## YOUR ASSIGNMENT
Read the lines of the data below and retrieve those with "title".

MATERIAL FOR THIS TASK Start Marker

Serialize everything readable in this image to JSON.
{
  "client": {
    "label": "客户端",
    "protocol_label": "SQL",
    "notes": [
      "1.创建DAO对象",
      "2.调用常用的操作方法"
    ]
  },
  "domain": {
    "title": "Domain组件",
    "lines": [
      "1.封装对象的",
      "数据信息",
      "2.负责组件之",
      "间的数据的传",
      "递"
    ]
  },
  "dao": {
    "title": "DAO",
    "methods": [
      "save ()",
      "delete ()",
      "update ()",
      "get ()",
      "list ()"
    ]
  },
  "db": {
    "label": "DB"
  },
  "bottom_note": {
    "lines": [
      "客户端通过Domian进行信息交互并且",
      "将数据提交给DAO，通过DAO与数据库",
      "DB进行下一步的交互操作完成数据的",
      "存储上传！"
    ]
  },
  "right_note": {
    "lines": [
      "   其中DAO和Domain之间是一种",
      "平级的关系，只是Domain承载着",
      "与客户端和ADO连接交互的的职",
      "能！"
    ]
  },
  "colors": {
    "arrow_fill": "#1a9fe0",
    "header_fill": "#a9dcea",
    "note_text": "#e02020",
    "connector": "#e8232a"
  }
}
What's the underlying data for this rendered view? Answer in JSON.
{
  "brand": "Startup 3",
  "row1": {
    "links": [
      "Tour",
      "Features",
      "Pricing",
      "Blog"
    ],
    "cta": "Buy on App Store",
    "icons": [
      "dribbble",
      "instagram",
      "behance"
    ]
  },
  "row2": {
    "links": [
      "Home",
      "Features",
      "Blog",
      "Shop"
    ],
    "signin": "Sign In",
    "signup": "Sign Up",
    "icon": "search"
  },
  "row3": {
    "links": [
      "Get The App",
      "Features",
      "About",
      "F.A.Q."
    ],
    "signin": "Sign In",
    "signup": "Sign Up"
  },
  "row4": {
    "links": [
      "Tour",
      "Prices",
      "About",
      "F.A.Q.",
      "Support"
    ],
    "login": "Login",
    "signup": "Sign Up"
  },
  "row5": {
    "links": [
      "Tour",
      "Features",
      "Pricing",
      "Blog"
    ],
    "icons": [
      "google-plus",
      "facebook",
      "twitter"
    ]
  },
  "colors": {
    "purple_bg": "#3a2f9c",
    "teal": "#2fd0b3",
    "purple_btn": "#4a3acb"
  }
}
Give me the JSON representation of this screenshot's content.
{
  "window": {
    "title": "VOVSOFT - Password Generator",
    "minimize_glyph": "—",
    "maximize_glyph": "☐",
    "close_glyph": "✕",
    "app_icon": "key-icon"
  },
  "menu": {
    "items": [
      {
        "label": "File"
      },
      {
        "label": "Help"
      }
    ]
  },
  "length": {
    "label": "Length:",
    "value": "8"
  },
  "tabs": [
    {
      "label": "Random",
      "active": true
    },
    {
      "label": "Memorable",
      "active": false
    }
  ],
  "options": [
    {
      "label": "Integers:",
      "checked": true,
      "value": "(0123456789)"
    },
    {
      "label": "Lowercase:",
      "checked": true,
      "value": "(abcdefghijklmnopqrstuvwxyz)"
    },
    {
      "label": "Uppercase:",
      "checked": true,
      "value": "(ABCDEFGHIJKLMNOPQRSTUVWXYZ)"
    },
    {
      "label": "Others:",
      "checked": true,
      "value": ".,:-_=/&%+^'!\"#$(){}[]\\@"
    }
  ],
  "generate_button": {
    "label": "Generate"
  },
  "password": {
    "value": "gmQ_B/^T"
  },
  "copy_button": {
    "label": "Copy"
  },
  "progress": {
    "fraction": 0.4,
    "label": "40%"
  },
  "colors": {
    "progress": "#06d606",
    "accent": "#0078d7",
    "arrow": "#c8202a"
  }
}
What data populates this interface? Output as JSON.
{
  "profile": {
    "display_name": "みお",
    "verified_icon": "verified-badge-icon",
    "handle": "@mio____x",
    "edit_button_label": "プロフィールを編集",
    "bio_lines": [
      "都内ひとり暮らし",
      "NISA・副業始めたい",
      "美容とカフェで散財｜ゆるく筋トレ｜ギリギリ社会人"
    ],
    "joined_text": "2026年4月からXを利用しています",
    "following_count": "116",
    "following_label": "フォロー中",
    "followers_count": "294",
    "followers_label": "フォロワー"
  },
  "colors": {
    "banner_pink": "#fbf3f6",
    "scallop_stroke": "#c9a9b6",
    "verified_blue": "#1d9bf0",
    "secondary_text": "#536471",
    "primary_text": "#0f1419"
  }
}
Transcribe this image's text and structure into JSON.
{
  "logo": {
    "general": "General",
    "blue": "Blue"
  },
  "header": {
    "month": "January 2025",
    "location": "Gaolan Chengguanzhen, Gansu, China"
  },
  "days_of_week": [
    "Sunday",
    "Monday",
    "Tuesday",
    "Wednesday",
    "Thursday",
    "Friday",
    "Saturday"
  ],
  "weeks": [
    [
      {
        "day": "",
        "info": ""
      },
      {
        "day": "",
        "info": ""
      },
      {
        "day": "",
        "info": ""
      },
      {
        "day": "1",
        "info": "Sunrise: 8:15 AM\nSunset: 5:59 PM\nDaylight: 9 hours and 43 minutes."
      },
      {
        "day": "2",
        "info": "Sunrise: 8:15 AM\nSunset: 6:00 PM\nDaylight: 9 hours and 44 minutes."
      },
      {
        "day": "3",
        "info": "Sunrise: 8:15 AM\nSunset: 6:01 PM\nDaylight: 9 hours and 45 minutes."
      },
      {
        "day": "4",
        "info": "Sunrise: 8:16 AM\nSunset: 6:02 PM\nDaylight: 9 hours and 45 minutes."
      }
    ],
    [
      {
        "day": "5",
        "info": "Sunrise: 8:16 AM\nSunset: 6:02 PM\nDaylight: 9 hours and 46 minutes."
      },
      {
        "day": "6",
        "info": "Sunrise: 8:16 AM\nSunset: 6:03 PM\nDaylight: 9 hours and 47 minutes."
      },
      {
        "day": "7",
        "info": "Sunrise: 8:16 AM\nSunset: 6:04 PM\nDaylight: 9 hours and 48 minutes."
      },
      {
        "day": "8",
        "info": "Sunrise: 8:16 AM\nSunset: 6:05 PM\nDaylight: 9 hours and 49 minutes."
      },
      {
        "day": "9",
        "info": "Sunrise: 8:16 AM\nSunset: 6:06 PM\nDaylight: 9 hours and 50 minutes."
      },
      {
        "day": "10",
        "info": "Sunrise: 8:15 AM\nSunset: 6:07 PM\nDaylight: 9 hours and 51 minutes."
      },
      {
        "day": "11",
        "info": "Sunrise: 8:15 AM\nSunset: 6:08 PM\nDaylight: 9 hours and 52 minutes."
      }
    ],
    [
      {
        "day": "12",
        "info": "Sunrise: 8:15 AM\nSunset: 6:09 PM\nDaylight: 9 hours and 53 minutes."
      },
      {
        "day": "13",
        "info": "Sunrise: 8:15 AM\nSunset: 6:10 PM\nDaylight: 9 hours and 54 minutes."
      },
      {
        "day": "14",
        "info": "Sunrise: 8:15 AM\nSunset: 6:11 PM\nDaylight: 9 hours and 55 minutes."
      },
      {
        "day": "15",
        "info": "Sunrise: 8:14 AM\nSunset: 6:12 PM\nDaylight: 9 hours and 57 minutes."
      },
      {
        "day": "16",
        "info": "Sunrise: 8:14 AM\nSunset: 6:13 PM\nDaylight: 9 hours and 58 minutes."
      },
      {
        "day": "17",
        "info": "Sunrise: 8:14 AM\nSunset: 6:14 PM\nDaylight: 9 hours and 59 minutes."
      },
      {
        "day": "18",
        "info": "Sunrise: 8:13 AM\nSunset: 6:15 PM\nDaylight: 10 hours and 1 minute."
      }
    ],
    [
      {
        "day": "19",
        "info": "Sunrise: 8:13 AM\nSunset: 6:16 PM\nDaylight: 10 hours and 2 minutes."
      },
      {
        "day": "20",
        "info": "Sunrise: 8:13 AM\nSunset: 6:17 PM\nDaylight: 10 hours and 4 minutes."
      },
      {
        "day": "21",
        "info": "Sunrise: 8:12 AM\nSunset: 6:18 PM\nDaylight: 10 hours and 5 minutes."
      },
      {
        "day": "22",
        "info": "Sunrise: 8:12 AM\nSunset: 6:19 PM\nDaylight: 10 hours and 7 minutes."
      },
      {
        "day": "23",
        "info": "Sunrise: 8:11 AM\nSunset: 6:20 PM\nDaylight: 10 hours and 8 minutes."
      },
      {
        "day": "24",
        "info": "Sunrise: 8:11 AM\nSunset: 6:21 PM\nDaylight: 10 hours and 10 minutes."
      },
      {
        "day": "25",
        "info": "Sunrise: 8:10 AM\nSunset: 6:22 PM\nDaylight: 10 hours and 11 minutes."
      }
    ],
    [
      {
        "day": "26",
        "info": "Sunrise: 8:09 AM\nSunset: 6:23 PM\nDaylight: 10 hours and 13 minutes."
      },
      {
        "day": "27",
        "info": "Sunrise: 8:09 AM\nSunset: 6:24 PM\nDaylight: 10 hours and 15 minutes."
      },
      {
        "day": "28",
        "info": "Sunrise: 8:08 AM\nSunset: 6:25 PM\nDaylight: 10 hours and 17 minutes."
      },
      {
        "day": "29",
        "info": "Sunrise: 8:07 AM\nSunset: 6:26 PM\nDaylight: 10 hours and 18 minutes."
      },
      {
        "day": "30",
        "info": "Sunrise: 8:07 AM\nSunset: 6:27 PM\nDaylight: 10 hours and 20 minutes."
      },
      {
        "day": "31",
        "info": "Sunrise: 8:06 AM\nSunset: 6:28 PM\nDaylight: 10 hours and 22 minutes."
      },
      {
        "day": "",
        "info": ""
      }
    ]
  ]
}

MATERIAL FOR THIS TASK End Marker

## OUTPUT OF THE EXERCISE
    "title": "Domain组件",
    "title": "DAO",
    "title": "VOVSOFT - Password Generator",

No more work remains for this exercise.